→ **WORK TASK**: Drop the pictures, then extract the listing word for word.

→ **INFORMATION SHOWN**:
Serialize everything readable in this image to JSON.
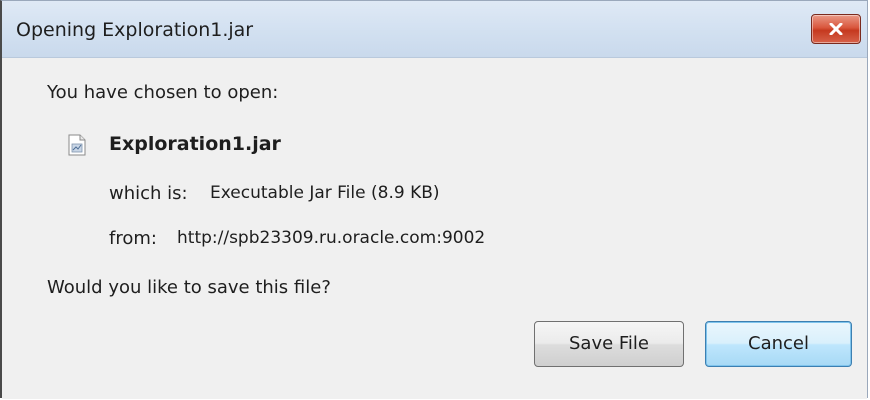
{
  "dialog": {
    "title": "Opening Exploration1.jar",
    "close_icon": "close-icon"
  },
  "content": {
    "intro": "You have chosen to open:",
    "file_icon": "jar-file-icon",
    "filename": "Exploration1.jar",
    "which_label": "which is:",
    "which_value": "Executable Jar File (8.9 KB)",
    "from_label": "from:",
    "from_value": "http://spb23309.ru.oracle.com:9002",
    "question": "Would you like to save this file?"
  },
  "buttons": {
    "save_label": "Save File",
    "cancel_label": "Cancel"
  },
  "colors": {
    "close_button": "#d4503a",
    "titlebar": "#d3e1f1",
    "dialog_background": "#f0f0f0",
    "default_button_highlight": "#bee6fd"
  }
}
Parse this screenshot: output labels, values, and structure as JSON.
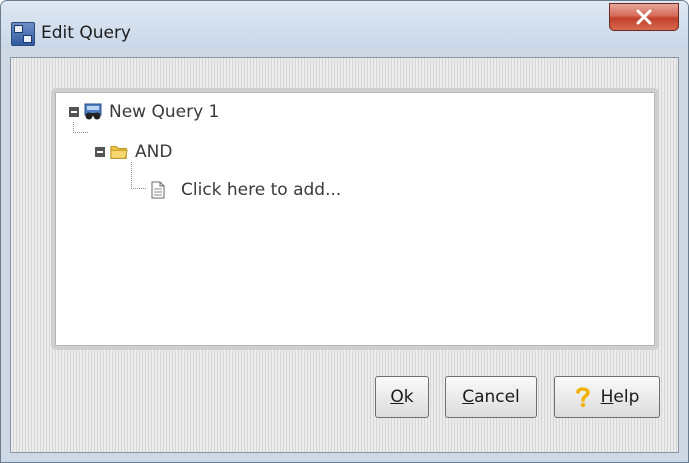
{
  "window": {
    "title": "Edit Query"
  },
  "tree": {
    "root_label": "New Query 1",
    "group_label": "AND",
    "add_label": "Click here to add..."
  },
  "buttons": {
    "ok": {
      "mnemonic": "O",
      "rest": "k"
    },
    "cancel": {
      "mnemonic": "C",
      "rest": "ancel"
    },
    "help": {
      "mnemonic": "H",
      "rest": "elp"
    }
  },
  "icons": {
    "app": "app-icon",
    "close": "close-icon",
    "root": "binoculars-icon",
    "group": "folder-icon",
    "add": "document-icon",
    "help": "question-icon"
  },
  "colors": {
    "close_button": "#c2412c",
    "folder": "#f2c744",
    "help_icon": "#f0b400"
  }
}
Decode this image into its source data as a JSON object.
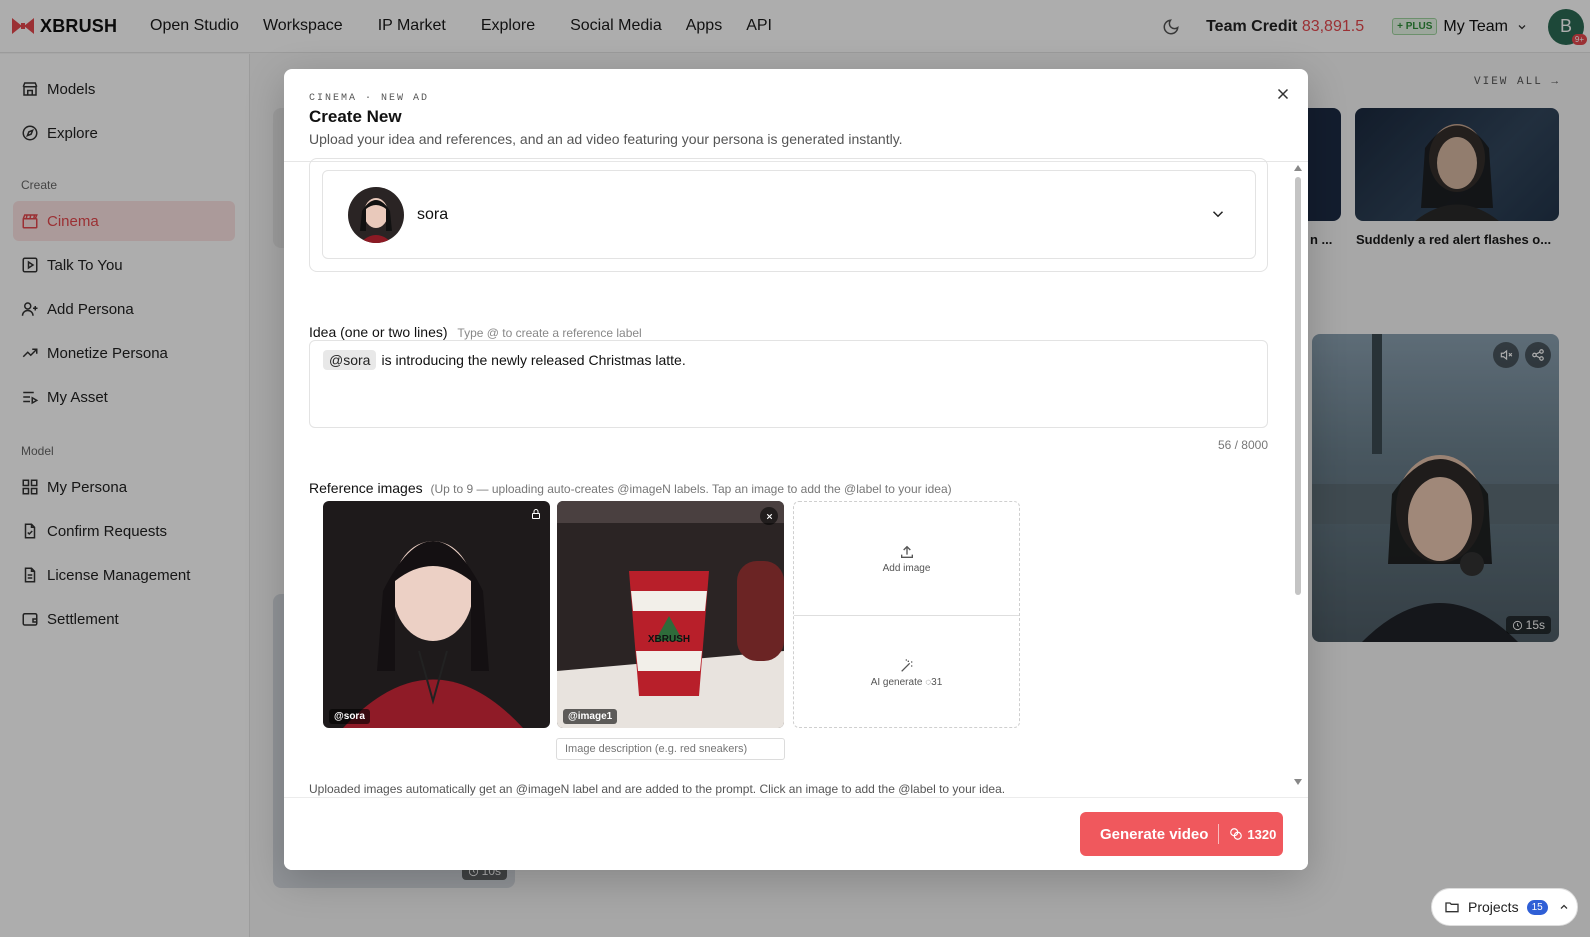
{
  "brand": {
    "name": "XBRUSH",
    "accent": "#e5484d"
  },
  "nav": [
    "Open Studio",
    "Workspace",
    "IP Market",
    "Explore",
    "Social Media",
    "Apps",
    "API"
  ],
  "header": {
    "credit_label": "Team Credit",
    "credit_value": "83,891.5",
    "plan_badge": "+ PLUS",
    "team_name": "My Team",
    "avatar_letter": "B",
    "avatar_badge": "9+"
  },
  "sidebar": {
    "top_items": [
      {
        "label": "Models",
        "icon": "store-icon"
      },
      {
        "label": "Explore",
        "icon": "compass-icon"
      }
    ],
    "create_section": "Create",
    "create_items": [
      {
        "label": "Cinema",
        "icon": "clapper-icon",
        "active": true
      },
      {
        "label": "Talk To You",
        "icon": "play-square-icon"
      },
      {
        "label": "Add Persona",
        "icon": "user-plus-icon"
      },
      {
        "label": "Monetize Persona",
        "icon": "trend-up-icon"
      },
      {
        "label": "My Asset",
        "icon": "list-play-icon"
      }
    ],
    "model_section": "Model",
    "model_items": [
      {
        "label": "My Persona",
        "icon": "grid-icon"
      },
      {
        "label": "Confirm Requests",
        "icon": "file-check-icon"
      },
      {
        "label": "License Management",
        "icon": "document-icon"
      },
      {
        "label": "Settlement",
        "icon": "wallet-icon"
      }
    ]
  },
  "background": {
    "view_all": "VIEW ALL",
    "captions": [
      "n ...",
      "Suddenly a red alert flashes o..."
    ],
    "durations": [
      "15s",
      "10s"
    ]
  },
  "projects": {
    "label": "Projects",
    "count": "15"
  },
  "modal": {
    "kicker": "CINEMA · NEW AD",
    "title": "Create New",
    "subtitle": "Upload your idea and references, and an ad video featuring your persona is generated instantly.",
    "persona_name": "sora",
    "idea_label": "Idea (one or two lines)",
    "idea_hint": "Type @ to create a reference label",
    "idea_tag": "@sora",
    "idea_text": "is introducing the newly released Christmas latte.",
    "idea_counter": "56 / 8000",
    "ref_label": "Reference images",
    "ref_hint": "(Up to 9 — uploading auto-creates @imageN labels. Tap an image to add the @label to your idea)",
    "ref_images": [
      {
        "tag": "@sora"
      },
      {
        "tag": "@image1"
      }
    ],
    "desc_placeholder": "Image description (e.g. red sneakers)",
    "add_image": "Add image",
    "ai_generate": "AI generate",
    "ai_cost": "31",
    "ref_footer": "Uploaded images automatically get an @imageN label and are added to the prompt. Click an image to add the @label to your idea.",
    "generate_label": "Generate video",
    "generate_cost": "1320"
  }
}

→ **SOLUTION**:
Serialize everything readable in this image to JSON.
{
  "dialog": {
    "title": "Opening Exploration1.jar",
    "close_icon": "close-icon"
  },
  "content": {
    "intro": "You have chosen to open:",
    "file_icon": "jar-file-icon",
    "filename": "Exploration1.jar",
    "which_label": "which is:",
    "which_value": "Executable Jar File (8.9 KB)",
    "from_label": "from:",
    "from_value": "http://spb23309.ru.oracle.com:9002",
    "question": "Would you like to save this file?"
  },
  "buttons": {
    "save_label": "Save File",
    "cancel_label": "Cancel"
  },
  "colors": {
    "close_button": "#d4503a",
    "titlebar": "#d3e1f1",
    "dialog_background": "#f0f0f0",
    "default_button_highlight": "#bee6fd"
  }
}
Parse this screenshot: output labels, values, and structure as JSON.
{
  "window": {
    "title": "Edit Query"
  },
  "tree": {
    "root_label": "New Query 1",
    "group_label": "AND",
    "add_label": "Click here to add..."
  },
  "buttons": {
    "ok": {
      "mnemonic": "O",
      "rest": "k"
    },
    "cancel": {
      "mnemonic": "C",
      "rest": "ancel"
    },
    "help": {
      "mnemonic": "H",
      "rest": "elp"
    }
  },
  "icons": {
    "app": "app-icon",
    "close": "close-icon",
    "root": "binoculars-icon",
    "group": "folder-icon",
    "add": "document-icon",
    "help": "question-icon"
  },
  "colors": {
    "close_button": "#c2412c",
    "folder": "#f2c744",
    "help_icon": "#f0b400"
  }
}
Decode this image into its source data as a JSON object.
{
  "brand": {
    "name": "XBRUSH",
    "accent": "#e5484d"
  },
  "nav": [
    "Open Studio",
    "Workspace",
    "IP Market",
    "Explore",
    "Social Media",
    "Apps",
    "API"
  ],
  "header": {
    "credit_label": "Team Credit",
    "credit_value": "83,891.5",
    "plan_badge": "+ PLUS",
    "team_name": "My Team",
    "avatar_letter": "B",
    "avatar_badge": "9+"
  },
  "sidebar": {
    "top_items": [
      {
        "label": "Models",
        "icon": "store-icon"
      },
      {
        "label": "Explore",
        "icon": "compass-icon"
      }
    ],
    "create_section": "Create",
    "create_items": [
      {
        "label": "Cinema",
        "icon": "clapper-icon",
        "active": true
      },
      {
        "label": "Talk To You",
        "icon": "play-square-icon"
      },
      {
        "label": "Add Persona",
        "icon": "user-plus-icon"
      },
      {
        "label": "Monetize Persona",
        "icon": "trend-up-icon"
      },
      {
        "label": "My Asset",
        "icon": "list-play-icon"
      }
    ],
    "model_section": "Model",
    "model_items": [
      {
        "label": "My Persona",
        "icon": "grid-icon"
      },
      {
        "label": "Confirm Requests",
        "icon": "file-check-icon"
      },
      {
        "label": "License Management",
        "icon": "document-icon"
      },
      {
        "label": "Settlement",
        "icon": "wallet-icon"
      }
    ]
  },
  "background": {
    "view_all": "VIEW ALL",
    "captions": [
      "n ...",
      "Suddenly a red alert flashes o..."
    ],
    "durations": [
      "15s",
      "10s"
    ]
  },
  "projects": {
    "label": "Projects",
    "count": "15"
  },
  "modal": {
    "kicker": "CINEMA · NEW AD",
    "title": "Create New",
    "subtitle": "Upload your idea and references, and an ad video featuring your persona is generated instantly.",
    "persona_name": "sora",
    "idea_label": "Idea (one or two lines)",
    "idea_hint": "Type @ to create a reference label",
    "idea_tag": "@sora",
    "idea_text": "is introducing the newly released Christmas latte.",
    "idea_counter": "56 / 8000",
    "ref_label": "Reference images",
    "ref_hint": "(Up to 9 — uploading auto-creates @imageN labels. Tap an image to add the @label to your idea)",
    "ref_images": [
      {
        "tag": "@sora"
      },
      {
        "tag": "@image1"
      }
    ],
    "desc_placeholder": "Image description (e.g. red sneakers)",
    "add_image": "Add image",
    "ai_generate": "AI generate",
    "ai_cost": "31",
    "ref_footer": "Uploaded images automatically get an @imageN label and are added to the prompt. Click an image to add the @label to your idea.",
    "generate_label": "Generate video",
    "generate_cost": "1320"
  }
}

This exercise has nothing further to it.